Researchers from the University of Chicago have developed an algorithm they say can predict individual incidents of crime within 1,000 feet (roughly 333 metres) one week before they take place.
The team behind the research recently published their findings in a Nature Human Behaviour journal article.
Lead author Ishanu Chattopadhyay explained they created a digital twin of urban environments to make the predictions.
“If you feed it data from what happened in the past, it will tell you what’s going to happen in the future,” Chattopadhyay said.
The algorithm was trained using historical public data on violent and property crimes in Chicago.
Violent crimes included homicide, assault, and battery, while property crimes encompassed burglaries, thefts, and motor vehicle thefts.
The researchers focused on these crimes because they were more likely to be reported in urban areas with a high level of distrust and lack of cooperation with law enforcement.
They also excluded crimes which could be more susceptible to enforcement bias, such as drug crimes, traffic stops, and misdemeanour infractions.
The algorithm divides Chicago into spatial tiles, each 1,000 feet across.
It can predict that a specific crime will occur within a particular tile a week before its occurrence.
According to the researchers, the algorithm had a predictive accuracy of 90% — far greater than what has been achieved with similar models in the past.
“It’s not magical; there are limitations, but we validated it, and it works really well,” Chattopadhyay said.
It managed to perform with similar accuracy when using data from seven other cities in the US.
The algorithm also helped the researchers confirm bias in police responsiveness to crimes based on the area where a crime occurred.
The researchers cautioned against using their tool to direct law enforcement policies, but instead advised incorporating it within urban policies and policing strategies to address crime.
“You can use this as a simulation tool to see what happens if crime goes up in one area of the city, or there is increased enforcement in another area,” Chattopadhyay said.

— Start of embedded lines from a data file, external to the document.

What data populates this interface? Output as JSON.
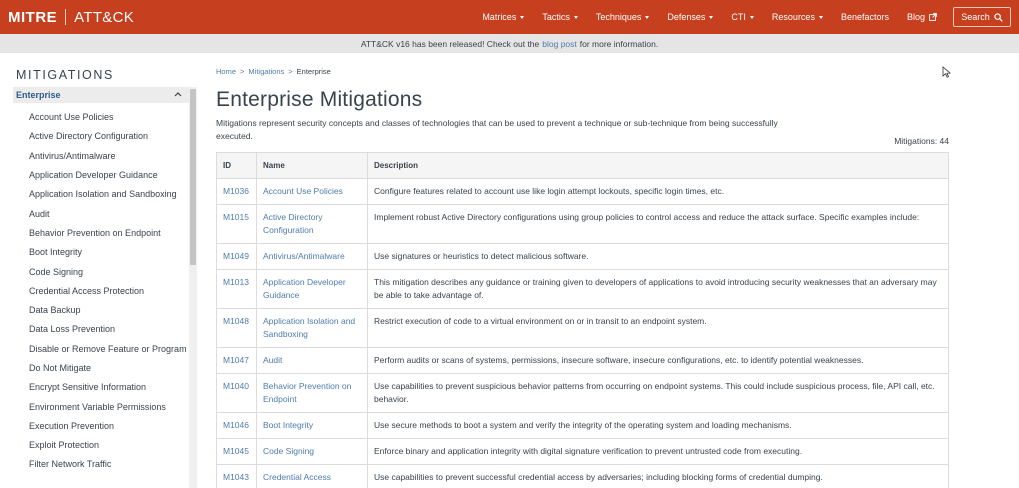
{
  "header": {
    "brand_left": "MITRE",
    "brand_right": "ATT&CK",
    "nav": [
      {
        "label": "Matrices",
        "dropdown": true
      },
      {
        "label": "Tactics",
        "dropdown": true
      },
      {
        "label": "Techniques",
        "dropdown": true
      },
      {
        "label": "Defenses",
        "dropdown": true
      },
      {
        "label": "CTI",
        "dropdown": true
      },
      {
        "label": "Resources",
        "dropdown": true
      },
      {
        "label": "Benefactors",
        "dropdown": false
      },
      {
        "label": "Blog",
        "dropdown": false,
        "external": true
      }
    ],
    "search_label": "Search"
  },
  "banner": {
    "before": "ATT&CK v16 has been released! Check out the",
    "link": "blog post",
    "after": "for more information."
  },
  "sidebar": {
    "title": "MITIGATIONS",
    "section": "Enterprise",
    "items": [
      "Account Use Policies",
      "Active Directory Configuration",
      "Antivirus/Antimalware",
      "Application Developer Guidance",
      "Application Isolation and Sandboxing",
      "Audit",
      "Behavior Prevention on Endpoint",
      "Boot Integrity",
      "Code Signing",
      "Credential Access Protection",
      "Data Backup",
      "Data Loss Prevention",
      "Disable or Remove Feature or Program",
      "Do Not Mitigate",
      "Encrypt Sensitive Information",
      "Environment Variable Permissions",
      "Execution Prevention",
      "Exploit Protection",
      "Filter Network Traffic"
    ]
  },
  "main": {
    "breadcrumb": [
      "Home",
      "Mitigations",
      "Enterprise"
    ],
    "title": "Enterprise Mitigations",
    "intro": "Mitigations represent security concepts and classes of technologies that can be used to prevent a technique or sub-technique from being successfully executed.",
    "count": "Mitigations: 44",
    "table": {
      "headers": [
        "ID",
        "Name",
        "Description"
      ],
      "rows": [
        {
          "id": "M1036",
          "name": "Account Use Policies",
          "desc": "Configure features related to account use like login attempt lockouts, specific login times, etc."
        },
        {
          "id": "M1015",
          "name": "Active Directory Configuration",
          "desc": "Implement robust Active Directory configurations using group policies to control access and reduce the attack surface. Specific examples include:"
        },
        {
          "id": "M1049",
          "name": "Antivirus/Antimalware",
          "desc": "Use signatures or heuristics to detect malicious software."
        },
        {
          "id": "M1013",
          "name": "Application Developer Guidance",
          "desc": "This mitigation describes any guidance or training given to developers of applications to avoid introducing security weaknesses that an adversary may be able to take advantage of."
        },
        {
          "id": "M1048",
          "name": "Application Isolation and Sandboxing",
          "desc": "Restrict execution of code to a virtual environment on or in transit to an endpoint system."
        },
        {
          "id": "M1047",
          "name": "Audit",
          "desc": "Perform audits or scans of systems, permissions, insecure software, insecure configurations, etc. to identify potential weaknesses."
        },
        {
          "id": "M1040",
          "name": "Behavior Prevention on Endpoint",
          "desc": "Use capabilities to prevent suspicious behavior patterns from occurring on endpoint systems. This could include suspicious process, file, API call, etc. behavior."
        },
        {
          "id": "M1046",
          "name": "Boot Integrity",
          "desc": "Use secure methods to boot a system and verify the integrity of the operating system and loading mechanisms."
        },
        {
          "id": "M1045",
          "name": "Code Signing",
          "desc": "Enforce binary and application integrity with digital signature verification to prevent untrusted code from executing."
        },
        {
          "id": "M1043",
          "name": "Credential Access",
          "desc": "Use capabilities to prevent successful credential access by adversaries; including blocking forms of credential dumping."
        }
      ]
    }
  },
  "colors": {
    "nav_bg": "#c63f1f",
    "link": "#4f7cac",
    "text": "#39434c",
    "banner_bg": "#e5e5e5"
  }
}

“If you apply all these different variables, you can see how the systems evolve in response.”